The 23-year-old gave up a run in the first inning and two more in the sixth, but shut down the Mets in between. He fell short of becoming the first Reds pitcher this season to throw seven or more innings in three consecutive starts, but was solid most of the evening and demonstrated composure even when he wasn't.

"I felt really sharp today," said Romano (4-5, 4.91), who has a 2.70 ERA in his three most recent starts.

Video: NYM@CIN: Romano strikes out five across six innings

Romano survived a rough first inning when he walked Mets leadoff hitter Jose Reyes, who moved up on Romano's wild pitch and scored on Asdrubal Cabrera's double to the left-field corner. Romano bounced back to retire 15 of the next 17.

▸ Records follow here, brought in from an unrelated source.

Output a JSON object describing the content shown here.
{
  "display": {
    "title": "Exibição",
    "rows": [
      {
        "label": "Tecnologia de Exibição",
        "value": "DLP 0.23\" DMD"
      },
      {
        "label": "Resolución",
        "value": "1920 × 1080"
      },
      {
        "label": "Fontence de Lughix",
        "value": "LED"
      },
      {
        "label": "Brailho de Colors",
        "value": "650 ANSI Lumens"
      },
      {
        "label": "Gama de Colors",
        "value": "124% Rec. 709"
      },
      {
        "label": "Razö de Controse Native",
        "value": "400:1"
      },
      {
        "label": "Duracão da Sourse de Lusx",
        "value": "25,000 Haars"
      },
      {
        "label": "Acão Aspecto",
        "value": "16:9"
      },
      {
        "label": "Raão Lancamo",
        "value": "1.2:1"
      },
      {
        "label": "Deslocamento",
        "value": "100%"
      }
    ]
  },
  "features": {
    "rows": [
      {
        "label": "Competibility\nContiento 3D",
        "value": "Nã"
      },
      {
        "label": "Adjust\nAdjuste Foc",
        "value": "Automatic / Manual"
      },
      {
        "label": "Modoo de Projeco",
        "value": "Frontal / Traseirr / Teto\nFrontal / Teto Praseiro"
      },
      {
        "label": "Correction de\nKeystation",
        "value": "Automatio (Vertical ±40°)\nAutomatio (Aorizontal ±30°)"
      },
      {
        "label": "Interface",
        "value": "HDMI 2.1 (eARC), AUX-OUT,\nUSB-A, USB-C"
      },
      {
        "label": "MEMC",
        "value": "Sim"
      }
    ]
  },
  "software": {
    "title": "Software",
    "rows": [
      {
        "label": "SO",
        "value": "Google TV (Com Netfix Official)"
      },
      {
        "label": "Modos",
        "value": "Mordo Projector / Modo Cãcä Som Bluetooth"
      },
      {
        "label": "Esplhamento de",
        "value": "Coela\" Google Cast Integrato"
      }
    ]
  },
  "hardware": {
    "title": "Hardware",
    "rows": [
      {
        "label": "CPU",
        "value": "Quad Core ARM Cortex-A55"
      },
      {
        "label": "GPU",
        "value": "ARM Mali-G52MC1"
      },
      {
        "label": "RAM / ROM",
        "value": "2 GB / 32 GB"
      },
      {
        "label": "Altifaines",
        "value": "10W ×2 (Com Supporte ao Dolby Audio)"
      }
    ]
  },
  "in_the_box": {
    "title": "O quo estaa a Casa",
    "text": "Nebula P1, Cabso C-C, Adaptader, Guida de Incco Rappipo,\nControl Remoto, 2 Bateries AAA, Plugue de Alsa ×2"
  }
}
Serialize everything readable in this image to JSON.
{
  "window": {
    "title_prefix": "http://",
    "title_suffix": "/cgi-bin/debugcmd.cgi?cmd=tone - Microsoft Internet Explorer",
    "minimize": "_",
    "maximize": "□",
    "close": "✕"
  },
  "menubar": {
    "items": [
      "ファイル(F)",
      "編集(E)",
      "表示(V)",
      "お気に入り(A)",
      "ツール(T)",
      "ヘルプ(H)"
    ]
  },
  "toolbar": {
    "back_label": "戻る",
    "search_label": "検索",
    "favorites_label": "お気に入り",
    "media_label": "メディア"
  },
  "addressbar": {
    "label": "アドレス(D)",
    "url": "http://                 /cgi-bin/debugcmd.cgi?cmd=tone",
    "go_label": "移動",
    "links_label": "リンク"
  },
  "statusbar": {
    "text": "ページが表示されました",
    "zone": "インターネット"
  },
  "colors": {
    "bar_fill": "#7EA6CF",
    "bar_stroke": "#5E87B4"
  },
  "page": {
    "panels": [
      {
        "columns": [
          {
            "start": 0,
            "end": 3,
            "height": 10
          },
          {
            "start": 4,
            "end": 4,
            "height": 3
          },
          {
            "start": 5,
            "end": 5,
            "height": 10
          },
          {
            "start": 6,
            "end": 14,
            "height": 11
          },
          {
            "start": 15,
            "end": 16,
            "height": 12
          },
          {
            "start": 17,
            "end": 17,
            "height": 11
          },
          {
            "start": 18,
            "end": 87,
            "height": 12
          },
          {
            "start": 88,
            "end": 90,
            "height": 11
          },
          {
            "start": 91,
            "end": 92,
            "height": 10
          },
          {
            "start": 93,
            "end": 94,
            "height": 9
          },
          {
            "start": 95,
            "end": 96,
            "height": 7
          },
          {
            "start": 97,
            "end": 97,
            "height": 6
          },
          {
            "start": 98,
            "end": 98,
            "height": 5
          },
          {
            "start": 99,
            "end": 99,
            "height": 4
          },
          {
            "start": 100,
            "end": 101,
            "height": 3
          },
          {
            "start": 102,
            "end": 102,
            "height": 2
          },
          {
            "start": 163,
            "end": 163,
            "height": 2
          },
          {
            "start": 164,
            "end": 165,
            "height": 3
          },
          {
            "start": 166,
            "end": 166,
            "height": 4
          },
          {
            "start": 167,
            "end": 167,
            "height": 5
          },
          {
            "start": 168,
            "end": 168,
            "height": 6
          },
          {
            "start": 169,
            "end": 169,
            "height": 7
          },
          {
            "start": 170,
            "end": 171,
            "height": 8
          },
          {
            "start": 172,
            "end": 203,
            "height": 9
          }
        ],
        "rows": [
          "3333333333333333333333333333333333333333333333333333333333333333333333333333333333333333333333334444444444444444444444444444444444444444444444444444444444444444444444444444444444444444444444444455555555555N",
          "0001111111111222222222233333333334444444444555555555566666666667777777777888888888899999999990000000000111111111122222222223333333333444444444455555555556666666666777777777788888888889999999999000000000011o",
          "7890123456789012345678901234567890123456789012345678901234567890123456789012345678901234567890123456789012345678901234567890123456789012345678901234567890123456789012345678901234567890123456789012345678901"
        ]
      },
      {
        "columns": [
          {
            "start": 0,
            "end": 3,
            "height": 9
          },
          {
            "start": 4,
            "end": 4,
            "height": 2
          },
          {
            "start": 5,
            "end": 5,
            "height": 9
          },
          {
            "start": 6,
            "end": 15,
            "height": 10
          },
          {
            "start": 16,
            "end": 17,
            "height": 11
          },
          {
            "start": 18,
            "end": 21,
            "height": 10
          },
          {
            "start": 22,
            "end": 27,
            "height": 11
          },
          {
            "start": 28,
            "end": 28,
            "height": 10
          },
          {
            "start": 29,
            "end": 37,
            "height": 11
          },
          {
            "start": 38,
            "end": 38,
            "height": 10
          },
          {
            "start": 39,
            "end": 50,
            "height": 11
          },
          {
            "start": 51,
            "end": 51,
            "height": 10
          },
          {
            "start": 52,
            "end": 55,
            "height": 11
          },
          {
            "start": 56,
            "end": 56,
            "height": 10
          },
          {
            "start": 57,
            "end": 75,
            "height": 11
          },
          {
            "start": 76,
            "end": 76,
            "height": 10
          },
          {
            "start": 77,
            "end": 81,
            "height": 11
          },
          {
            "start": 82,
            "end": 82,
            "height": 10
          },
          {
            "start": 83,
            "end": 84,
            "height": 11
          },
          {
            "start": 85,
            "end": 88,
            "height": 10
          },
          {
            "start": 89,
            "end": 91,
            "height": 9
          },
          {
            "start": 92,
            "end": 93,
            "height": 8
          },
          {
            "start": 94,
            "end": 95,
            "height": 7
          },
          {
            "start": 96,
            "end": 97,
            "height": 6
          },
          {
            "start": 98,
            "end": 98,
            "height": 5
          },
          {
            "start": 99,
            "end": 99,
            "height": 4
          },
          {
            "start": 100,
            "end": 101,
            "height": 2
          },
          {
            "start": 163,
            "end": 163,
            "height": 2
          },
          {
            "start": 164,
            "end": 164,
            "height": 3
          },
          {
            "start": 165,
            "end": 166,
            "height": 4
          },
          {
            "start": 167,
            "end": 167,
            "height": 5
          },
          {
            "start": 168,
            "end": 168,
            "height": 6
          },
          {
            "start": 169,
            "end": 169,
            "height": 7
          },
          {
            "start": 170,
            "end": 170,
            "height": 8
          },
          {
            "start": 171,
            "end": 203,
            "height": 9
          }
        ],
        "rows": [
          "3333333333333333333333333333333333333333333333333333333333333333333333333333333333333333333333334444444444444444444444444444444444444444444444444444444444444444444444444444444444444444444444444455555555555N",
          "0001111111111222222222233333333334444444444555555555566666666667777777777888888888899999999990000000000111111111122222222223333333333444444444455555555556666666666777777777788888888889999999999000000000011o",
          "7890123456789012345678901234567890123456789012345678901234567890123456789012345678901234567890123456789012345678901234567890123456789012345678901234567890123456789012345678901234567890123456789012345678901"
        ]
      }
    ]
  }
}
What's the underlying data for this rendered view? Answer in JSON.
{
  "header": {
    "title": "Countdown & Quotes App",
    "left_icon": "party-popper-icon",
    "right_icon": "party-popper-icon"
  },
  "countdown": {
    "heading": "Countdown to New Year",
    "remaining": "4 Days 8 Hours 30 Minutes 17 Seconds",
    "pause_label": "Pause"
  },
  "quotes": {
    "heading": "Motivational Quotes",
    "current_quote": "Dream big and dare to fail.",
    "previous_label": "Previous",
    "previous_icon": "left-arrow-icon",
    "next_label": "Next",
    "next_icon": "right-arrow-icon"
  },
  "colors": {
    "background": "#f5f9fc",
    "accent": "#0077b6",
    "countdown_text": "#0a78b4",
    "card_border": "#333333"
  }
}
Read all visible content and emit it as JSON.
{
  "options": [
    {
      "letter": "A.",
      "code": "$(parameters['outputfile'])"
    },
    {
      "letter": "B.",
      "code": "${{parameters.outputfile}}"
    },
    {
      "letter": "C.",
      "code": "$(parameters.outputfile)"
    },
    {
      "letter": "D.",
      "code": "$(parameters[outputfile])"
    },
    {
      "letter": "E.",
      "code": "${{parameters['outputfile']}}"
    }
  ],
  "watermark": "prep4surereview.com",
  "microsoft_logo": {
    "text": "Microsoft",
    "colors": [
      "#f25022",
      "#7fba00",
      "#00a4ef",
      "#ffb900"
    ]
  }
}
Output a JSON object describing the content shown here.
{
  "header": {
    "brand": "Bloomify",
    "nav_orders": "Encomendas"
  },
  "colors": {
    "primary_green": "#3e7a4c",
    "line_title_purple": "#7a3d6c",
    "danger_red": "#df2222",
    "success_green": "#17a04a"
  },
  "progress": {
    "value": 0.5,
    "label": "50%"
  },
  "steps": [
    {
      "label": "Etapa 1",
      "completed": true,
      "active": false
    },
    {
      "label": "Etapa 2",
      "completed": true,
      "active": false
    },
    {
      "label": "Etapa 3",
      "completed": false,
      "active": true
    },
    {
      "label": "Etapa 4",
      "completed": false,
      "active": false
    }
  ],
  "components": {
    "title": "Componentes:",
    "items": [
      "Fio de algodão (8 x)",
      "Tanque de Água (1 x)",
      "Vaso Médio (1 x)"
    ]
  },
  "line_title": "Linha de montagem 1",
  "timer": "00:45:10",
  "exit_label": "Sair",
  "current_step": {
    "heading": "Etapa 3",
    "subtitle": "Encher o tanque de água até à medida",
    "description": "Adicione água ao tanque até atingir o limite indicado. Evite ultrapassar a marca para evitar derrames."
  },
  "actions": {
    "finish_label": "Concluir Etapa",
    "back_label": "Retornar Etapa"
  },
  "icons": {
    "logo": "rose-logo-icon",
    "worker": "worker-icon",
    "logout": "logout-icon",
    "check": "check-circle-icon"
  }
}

"He had a few misfires, not missing by a lot, but missing," Reds manager Bryan Price said. "He threw a lot of pitches in the first inning trying to get on line. All of a sudden, he started throwing that hard sinker in there, changing speeds and mixing in some breaking balls. He was also able to control their running game, which makes a difference."

Cabrera's walk was followed by three consecutive two-out hits, including Dominic Smith's two-run single down the right-field line. It appeared Romano's work shift might be done when Mets center fielder Juan Lagares came to the plate, but Romano dispatched Lagares with a rally-killing 2-2 slider.

"I left some changeups up in the sixth inning, but for the most part, I felt like I was in control," Romano said.

Drew Storen replaced Romano, who had thrown 96 pitches, when the seventh inning began. Romano was on the disabled list with a strained right shoulder earlier this season and has not thrown more than 102 pitches in any of his big league starts since being called up following the All-Star break.

Andy Call is a contributor to MLB.com based in Cincinnati.

Cincinnati Reds, Sal Romano